Trump’s 100-Day Plan: part three

Section details Trump’s initiatives to deal with immigration and roll back many of President Obama’s executive actions


Throughout his campaign, many Trump supporters would chant “Build that wall,” referring to Trump’s plan to build a wall on the Mexican border. This section of the plan reiterates those plans. (Submitted)

Story by Emilee Wentland, Staff Writer

The third portion of President-elect Donald Trump’s 100-Day Plan outlines his goals to restore law and order in the United States, a commitment he emphasized throughout his campaign.

“Donald Trump’s Contract with the American Voter” pledges to uphold his campaign promises to deport illegal immigrants, suspend immigration from terror-prone regions and repeal many of President Barack Obama’s executive actions made during his terms.

The proposals outlined in Trump’s plan consist of broad ideas and generalizations, UW-Eau Claire political science professor Rodd Freitag said.

Freitag said two of the five actions on Trump’s list could be accomplished within the first few weeks of his presidency.

First, Trump’s promise to cancel each of President Barack Obama’s actions would be easily achievable, Freitag said, but may still be an overstatement.

“There were many executive orders and actions (that President Obama made) — many of which that were not controversial,” Freitag said. “The promise there sounds better at a rally. In reality, he wouldn’t even want to cancel every single one of them.”

Trump could also choose to appoint a new Supreme Court Justice. Freitag said since former Justice Antonin Scalia died, the next president is expected to pick a new justice to replace him.

College Republicans Treasurer Nathan Kane thinks Trump should appoint a Supreme Court Justice with a “similar judicial philosophy” as Justice Scalia.

“It was an essential issue to the campaign,” Kane said. “It will affect us for a long time down the road.”

Kane said Trump’s plans are a “large contrast to what we’ve had the last eight years” with President Obama.

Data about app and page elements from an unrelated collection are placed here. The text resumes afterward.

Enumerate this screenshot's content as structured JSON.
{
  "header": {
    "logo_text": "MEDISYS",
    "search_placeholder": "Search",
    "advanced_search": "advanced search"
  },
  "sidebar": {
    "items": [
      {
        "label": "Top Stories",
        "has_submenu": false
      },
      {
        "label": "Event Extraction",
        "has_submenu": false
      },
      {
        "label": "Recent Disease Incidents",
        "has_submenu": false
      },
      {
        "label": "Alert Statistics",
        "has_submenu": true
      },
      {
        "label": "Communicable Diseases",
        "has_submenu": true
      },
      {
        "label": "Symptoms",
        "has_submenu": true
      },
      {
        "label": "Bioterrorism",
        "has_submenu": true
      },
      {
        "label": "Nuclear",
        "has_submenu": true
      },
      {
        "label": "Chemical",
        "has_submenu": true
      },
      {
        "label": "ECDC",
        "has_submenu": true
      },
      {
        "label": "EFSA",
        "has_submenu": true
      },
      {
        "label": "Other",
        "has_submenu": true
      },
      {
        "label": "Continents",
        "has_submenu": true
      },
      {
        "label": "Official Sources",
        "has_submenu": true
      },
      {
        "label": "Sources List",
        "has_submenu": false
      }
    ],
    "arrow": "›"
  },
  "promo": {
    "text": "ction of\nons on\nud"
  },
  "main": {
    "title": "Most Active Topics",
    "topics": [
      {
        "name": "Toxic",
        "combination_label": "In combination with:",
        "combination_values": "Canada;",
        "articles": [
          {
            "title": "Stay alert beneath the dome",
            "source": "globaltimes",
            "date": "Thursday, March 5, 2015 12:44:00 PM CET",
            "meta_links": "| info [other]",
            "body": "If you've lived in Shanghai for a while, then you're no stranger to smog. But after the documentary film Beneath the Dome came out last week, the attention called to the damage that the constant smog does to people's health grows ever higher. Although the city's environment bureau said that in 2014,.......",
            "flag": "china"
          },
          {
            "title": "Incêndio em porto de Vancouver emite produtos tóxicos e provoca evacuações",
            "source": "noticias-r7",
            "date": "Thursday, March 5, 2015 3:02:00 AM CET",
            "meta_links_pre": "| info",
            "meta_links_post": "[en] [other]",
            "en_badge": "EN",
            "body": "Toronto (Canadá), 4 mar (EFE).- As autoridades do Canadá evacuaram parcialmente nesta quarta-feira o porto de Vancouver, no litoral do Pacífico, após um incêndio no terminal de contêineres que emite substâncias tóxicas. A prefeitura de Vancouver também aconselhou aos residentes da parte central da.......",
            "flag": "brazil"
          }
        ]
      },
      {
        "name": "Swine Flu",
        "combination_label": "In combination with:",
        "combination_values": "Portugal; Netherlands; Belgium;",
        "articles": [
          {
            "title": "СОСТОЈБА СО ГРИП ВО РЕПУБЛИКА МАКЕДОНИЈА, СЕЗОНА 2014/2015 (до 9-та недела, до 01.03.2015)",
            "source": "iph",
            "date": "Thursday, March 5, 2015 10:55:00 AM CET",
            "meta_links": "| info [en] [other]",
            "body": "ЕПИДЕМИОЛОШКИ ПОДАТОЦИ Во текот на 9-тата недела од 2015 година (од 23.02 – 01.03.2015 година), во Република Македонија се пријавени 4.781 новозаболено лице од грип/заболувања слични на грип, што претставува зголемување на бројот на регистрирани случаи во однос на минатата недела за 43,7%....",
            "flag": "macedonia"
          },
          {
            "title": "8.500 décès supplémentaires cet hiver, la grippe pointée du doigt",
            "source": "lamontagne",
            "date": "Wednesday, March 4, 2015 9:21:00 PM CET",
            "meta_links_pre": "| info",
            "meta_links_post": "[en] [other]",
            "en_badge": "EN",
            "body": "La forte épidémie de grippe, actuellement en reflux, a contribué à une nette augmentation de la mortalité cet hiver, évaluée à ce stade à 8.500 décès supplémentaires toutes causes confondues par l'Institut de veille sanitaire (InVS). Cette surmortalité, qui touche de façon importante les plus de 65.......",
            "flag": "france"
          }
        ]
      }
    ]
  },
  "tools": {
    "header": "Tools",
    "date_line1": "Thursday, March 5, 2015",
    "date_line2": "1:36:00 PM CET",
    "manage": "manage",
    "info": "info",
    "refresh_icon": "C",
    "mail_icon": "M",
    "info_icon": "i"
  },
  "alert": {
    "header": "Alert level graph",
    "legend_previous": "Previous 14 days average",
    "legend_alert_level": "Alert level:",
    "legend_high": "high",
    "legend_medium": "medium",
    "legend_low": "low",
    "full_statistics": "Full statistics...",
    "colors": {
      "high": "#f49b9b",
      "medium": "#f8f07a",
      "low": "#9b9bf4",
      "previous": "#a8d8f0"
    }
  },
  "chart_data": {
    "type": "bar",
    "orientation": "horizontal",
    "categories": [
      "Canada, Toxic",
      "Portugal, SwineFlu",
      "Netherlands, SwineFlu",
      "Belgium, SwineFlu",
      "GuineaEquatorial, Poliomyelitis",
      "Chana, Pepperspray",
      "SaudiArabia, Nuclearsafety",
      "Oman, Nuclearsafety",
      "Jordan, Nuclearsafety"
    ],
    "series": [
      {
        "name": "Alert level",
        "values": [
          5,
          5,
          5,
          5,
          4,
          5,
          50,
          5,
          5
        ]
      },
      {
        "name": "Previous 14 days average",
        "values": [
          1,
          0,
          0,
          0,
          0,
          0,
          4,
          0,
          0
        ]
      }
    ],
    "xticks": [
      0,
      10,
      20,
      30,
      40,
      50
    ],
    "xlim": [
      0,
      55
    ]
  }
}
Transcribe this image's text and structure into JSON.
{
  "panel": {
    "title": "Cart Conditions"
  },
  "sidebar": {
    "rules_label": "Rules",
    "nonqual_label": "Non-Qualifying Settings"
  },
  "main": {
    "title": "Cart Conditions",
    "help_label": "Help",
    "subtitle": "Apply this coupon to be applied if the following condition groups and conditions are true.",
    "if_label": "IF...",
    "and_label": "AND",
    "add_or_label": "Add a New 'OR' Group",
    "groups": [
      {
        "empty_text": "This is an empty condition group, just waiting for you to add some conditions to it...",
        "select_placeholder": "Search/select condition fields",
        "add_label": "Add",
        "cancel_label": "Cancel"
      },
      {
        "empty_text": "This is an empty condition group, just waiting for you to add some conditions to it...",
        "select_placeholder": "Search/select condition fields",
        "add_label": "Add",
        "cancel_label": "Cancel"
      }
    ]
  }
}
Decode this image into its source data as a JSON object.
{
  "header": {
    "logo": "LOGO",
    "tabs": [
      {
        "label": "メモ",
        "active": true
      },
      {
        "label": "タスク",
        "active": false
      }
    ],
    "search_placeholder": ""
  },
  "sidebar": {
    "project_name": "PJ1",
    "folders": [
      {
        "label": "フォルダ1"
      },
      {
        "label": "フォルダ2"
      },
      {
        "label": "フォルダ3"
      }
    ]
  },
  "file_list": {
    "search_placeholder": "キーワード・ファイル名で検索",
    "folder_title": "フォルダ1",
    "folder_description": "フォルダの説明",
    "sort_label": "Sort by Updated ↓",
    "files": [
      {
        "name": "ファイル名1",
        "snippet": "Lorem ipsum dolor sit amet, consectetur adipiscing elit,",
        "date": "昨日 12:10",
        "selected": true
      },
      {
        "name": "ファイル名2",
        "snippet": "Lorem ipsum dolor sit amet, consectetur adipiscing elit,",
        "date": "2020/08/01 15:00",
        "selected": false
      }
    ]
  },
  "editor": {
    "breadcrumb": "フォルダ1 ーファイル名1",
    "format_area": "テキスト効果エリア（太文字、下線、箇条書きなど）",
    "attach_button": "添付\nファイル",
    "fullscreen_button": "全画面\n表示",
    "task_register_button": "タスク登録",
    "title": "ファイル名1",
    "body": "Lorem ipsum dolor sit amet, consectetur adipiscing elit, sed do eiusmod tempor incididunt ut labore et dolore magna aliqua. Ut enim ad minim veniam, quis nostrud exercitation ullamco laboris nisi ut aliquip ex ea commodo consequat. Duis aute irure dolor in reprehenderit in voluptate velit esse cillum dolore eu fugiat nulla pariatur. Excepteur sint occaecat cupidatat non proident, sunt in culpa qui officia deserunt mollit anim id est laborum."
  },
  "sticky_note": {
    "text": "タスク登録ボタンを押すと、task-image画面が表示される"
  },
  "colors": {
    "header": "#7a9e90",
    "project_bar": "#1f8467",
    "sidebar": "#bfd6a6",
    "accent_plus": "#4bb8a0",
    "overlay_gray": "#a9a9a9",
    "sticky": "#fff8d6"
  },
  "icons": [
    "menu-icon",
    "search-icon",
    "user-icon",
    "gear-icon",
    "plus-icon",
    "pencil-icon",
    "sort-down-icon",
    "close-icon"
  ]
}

According to “Donald Trump’s Contract with the American Voter,” the President-elect will begin deporting criminal illegal immigrants from the country, a task he said the U.S. has failed to tackle throughout Obama’s presidency.

During Trump’s campaign, he briefly spoke about creating a government deportation force in order to accomplish this. Some type of force may be necessary in order to accomplish this to the extent he wants, Freitag said.

Trump also plans to suspend immigration from terror-prone locations around the globe. Additionally, the document said all vetting of people coming into the U.S. would be “extreme vetting.”

However, it’s not clear what extreme vetting would entail.

It (extreme vetting) is an appealing phrase,” Freitag said. “There are those that would argue we do that already. If it crosses over into some sort of harassment or profiling or targeting, then that runs into constitutional concerns.”

College Democrats member Bryce Vanden Heuvel said this section is a “knee-jerk reaction” to what Trump promised his supporters during his run for presidency.

Vanden Heuvel also said the plans aren’t realistic for Trump to accomplish within his first 100 days because they aren’t easily attainable.

The rest of Trump’s 100-Day Plan consists of 10 legislative measures that include a tax plan, an education act and a plan to create a task force on violent crimes.